His voice quavered.
“We need a radical reconstruction of this system. And we need to build something that includes everybody, so that we can realize once and for all that this is the land of equal opportunities, rights, liberties, and pursuit of happiness for all,” he concluded as the crowd erupted into a chorus of applause before marching to the Salem Police Department headquarters.
“The speech came from his heart,” said Matthew Balinda, 21, an activist and chemical engineering student who met Caicedo at the protests. “Hugo may not feel like an activist, but to me, as a Black man, I look up to him, because he breaks a stereotype and has accomplished so much professionally.”

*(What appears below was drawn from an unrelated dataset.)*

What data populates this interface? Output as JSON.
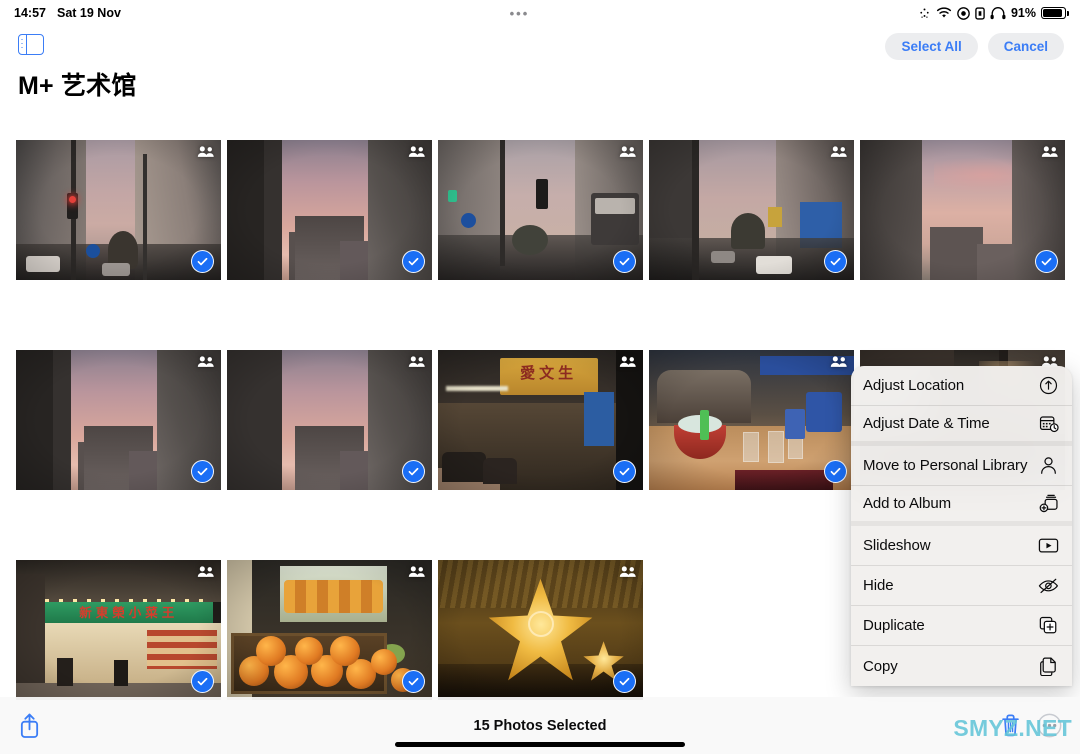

Caicedo’s involvement in the protest movement is an extension of the way he views himself as a scientist. While pursuing his doctorate, Caicedo began thinking seriously about something called translational biomedical research: essentially “translating” academic knowledge gained in one place (lab research) into practical use (some clinical application). Using his engineering knowledge from undergrad, Caicedo designed microfluidic devices for neurobiology studies such as Alzheimer’s disease. “His curiosity and willingness to consider new ideas served him well in my laboratory,” said Brady Scott, a professor of anatomy and cell biology at the University of Illinois and Caicedo’s Ph.D. adviser.
While on the protest scene, the scientist, just like in his lab, thinks methodically about his task for the day and how he can be of practical use. Sometimes his approach includes taking the bullhorn. Sometimes it means following Castro Del Rio as he leads chants. But, above all, it means connecting with people on the ground to learn the demands of Black organizers, so he can get a fuller picture of the city he has called home for the past two years.
“I’ve been in a bubble around MIT and Harvard, and those places are really good to me, but I don’t see much diversity there.”
“Many people think police brutality is a result of armed, criminal Black people. This is absolutely untrue. So it is important for someone like myself to show up,” he said at a black trans march in Nubian Square in the historic, majority-black Roxbury neighborhood. “I’ve been in a bubble around MIT and Harvard, and those places are really good to me, but I don’t see much diversity there. I hear Boston is really segregated and I see it now.”
Back in Colombia, Caicedo has gained acclaim for a project he was working on for the past several years, drawing together insights from top experts in multiple fields at Harvard and MIT, among others, and offering a vision for a sustainable, global health care system for those in the early stages of chronic disease. Nature Biotechnology, a top biomedical journal, published the work on May 22.
He was invited to participate in a video alongside well-known artists, singers, and Black Colombian journalists calling for justice for Anderson Arboleda, a 24-year-old Black Colombian man who died at the hands of police for violating the government curfew.
“Is there racism in Colombia?” begins the video, which went viral on social media. “We will know that Black lives matter when we can live in an egalitarian society,” one woman says, with Caicedo completing her thought: “when Black people stop being terrorized.”
The response to Arboleda’s killing is a sign of a growing anti-racist movement in Colombia. Some such incidents have gone unreported before, said Tianna Paschel, a scholar of racial ideology, politics, and globalization in Latin America at the University of California, Berkeley.
Caicedo has been inundated with other Colombian media requests since the publication of the journal article — so many that his housemate Sebastian Muñoz has become his social media manager. One day, Muñoz recalled, he was reading Caicedo’s messages to him as Caicedo exercised with a stretching band on the floor. This was a Colombian father, saying that Caicedo has inspired his younger daughter to pursue science.
“He was pulling the band, looked up, and just said, ‘That’s interesting,’” Muñoz said. “And I was like, ‘Man, you’re literally changing the world.’”